Points of interest for the teachers:
- Students may want to consider that there are three key people involved in Megan’s research, who are they are and what is each person bringing to the project?
DR MEGAN BALKS

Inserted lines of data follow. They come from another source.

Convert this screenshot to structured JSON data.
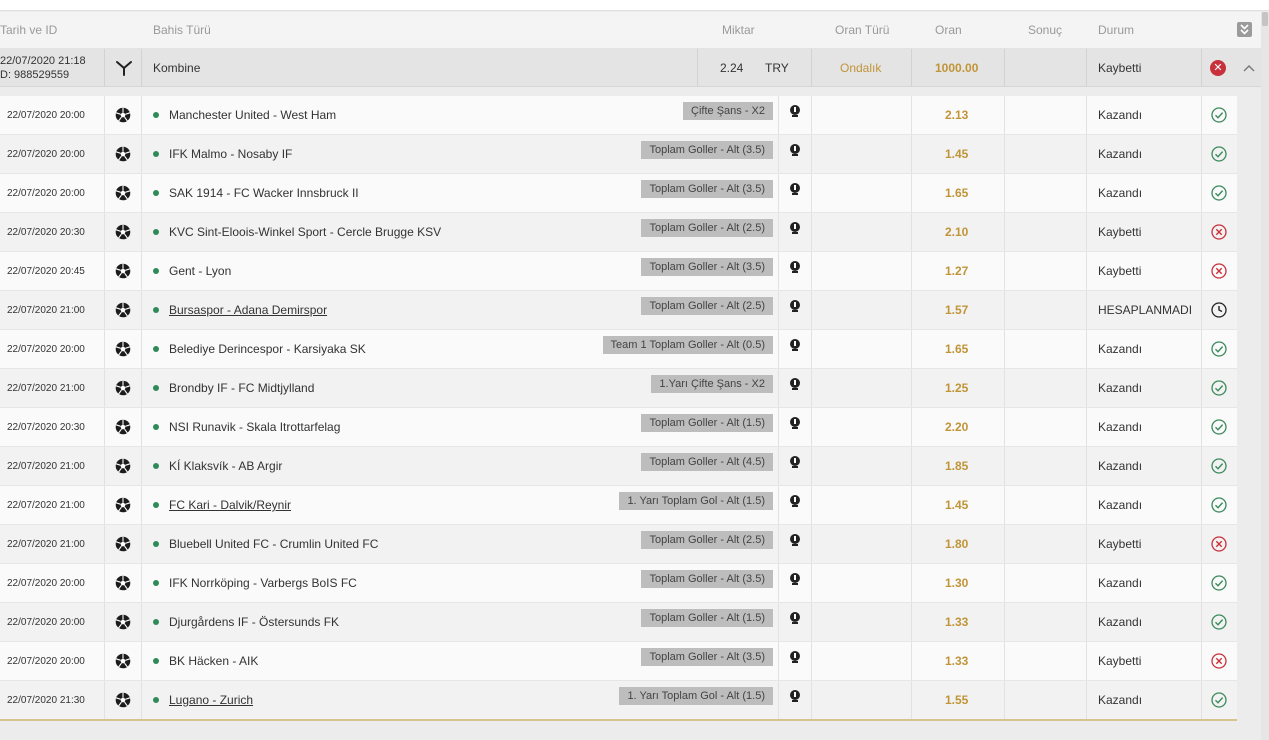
{
  "header": {
    "date_id": "Tarih ve ID",
    "bet_type": "Bahis Türü",
    "amount": "Miktar",
    "odds_type": "Oran Türü",
    "odds": "Oran",
    "result": "Sonuç",
    "status": "Durum",
    "collapse_icon": "double-chevron-down-icon"
  },
  "main": {
    "datetime": "22/07/2020 21:18",
    "id": "D: 988529559",
    "type_icon": "combo-icon",
    "bet_type": "Kombine",
    "amount": "2.24",
    "currency": "TRY",
    "odds_type": "Ondalık",
    "odds": "1000.00",
    "status": "Kaybetti",
    "status_icon": "lost-filled-icon",
    "toggle_icon": "chevron-up-icon"
  },
  "colors": {
    "accent_gold": "#c09538",
    "won_green": "#3a8a5c",
    "lost_red": "#c8313c",
    "dot_green": "#2e8b57"
  },
  "rows": [
    {
      "date": "22/07/2020 20:00",
      "match": "Manchester United - West Ham",
      "linked": false,
      "market": "Çifte Şans - X2",
      "odds": "2.13",
      "status": "Kazandı",
      "result": "won"
    },
    {
      "date": "22/07/2020 20:00",
      "match": "IFK Malmo - Nosaby IF",
      "linked": false,
      "market": "Toplam Goller - Alt (3.5)",
      "odds": "1.45",
      "status": "Kazandı",
      "result": "won"
    },
    {
      "date": "22/07/2020 20:00",
      "match": "SAK 1914 - FC Wacker Innsbruck II",
      "linked": false,
      "market": "Toplam Goller - Alt (3.5)",
      "odds": "1.65",
      "status": "Kazandı",
      "result": "won"
    },
    {
      "date": "22/07/2020 20:30",
      "match": "KVC Sint-Eloois-Winkel Sport - Cercle Brugge KSV",
      "linked": false,
      "market": "Toplam Goller - Alt (2.5)",
      "odds": "2.10",
      "status": "Kaybetti",
      "result": "lost"
    },
    {
      "date": "22/07/2020 20:45",
      "match": "Gent - Lyon",
      "linked": false,
      "market": "Toplam Goller - Alt (3.5)",
      "odds": "1.27",
      "status": "Kaybetti",
      "result": "lost"
    },
    {
      "date": "22/07/2020 21:00",
      "match": "Bursaspor - Adana Demirspor",
      "linked": true,
      "market": "Toplam Goller - Alt (2.5)",
      "odds": "1.57",
      "status": "HESAPLANMADI",
      "result": "pending"
    },
    {
      "date": "22/07/2020 20:00",
      "match": "Belediye Derincespor - Karsiyaka SK",
      "linked": false,
      "market": "Team 1 Toplam Goller - Alt (0.5)",
      "odds": "1.65",
      "status": "Kazandı",
      "result": "won"
    },
    {
      "date": "22/07/2020 21:00",
      "match": "Brondby IF - FC Midtjylland",
      "linked": false,
      "market": "1.Yarı Çifte Şans - X2",
      "odds": "1.25",
      "status": "Kazandı",
      "result": "won"
    },
    {
      "date": "22/07/2020 20:30",
      "match": "NSI Runavik - Skala Itrottarfelag",
      "linked": false,
      "market": "Toplam Goller - Alt (1.5)",
      "odds": "2.20",
      "status": "Kazandı",
      "result": "won"
    },
    {
      "date": "22/07/2020 21:00",
      "match": "KÍ Klaksvík - AB Argir",
      "linked": false,
      "market": "Toplam Goller - Alt (4.5)",
      "odds": "1.85",
      "status": "Kazandı",
      "result": "won"
    },
    {
      "date": "22/07/2020 21:00",
      "match": "FC Kari - Dalvik/Reynir",
      "linked": true,
      "market": "1. Yarı Toplam Gol - Alt (1.5)",
      "odds": "1.45",
      "status": "Kazandı",
      "result": "won"
    },
    {
      "date": "22/07/2020 21:00",
      "match": "Bluebell United FC - Crumlin United FC",
      "linked": false,
      "market": "Toplam Goller - Alt (2.5)",
      "odds": "1.80",
      "status": "Kaybetti",
      "result": "lost"
    },
    {
      "date": "22/07/2020 20:00",
      "match": "IFK Norrköping - Varbergs BoIS FC",
      "linked": false,
      "market": "Toplam Goller - Alt (3.5)",
      "odds": "1.30",
      "status": "Kazandı",
      "result": "won"
    },
    {
      "date": "22/07/2020 20:00",
      "match": "Djurgårdens IF - Östersunds FK",
      "linked": false,
      "market": "Toplam Goller - Alt (1.5)",
      "odds": "1.33",
      "status": "Kazandı",
      "result": "won"
    },
    {
      "date": "22/07/2020 20:00",
      "match": "BK Häcken - AIK",
      "linked": false,
      "market": "Toplam Goller - Alt (3.5)",
      "odds": "1.33",
      "status": "Kaybetti",
      "result": "lost"
    },
    {
      "date": "22/07/2020 21:30",
      "match": "Lugano - Zurich",
      "linked": true,
      "market": "1. Yarı Toplam Gol - Alt (1.5)",
      "odds": "1.55",
      "status": "Kazandı",
      "result": "won"
    }
  ]
}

Scientists need to work together. The range of knowledge and skills that we need is really large and so everyone has their own special areas of expertise for instance with the group that I worked with, Jacqui is a microbiologist so she’s an expert on the micro-organisms. My particular area of expertise is in the soils and how they form and the ways that we describe and analyse them. People like Leah our student who’s getting involved, she’s been doing a lot of work with the data loggers and learning how to programme them and drive them and so she has some skills that I don’t even have and so that’s an important contribution into the programme to be working with some of those things. So everyone ends up with their very specialist areas and we’re all part of a programme. The Antarctic research is such it’s very expensive to travel down there, the logistics, support is very expensive and so you can’t take more people than you absolutely need. You’ve got to be pretty clear about exactly whose going and why and what their skills are and what they’re going to contribute to the project. It’s also important that everyone has got things to do. There’s nothing worst than standing around in Antarctica in the cold waiting for everyone else to do something. You’ve got to have everyone busy, working, so that you’re all involved in helping to progress the work.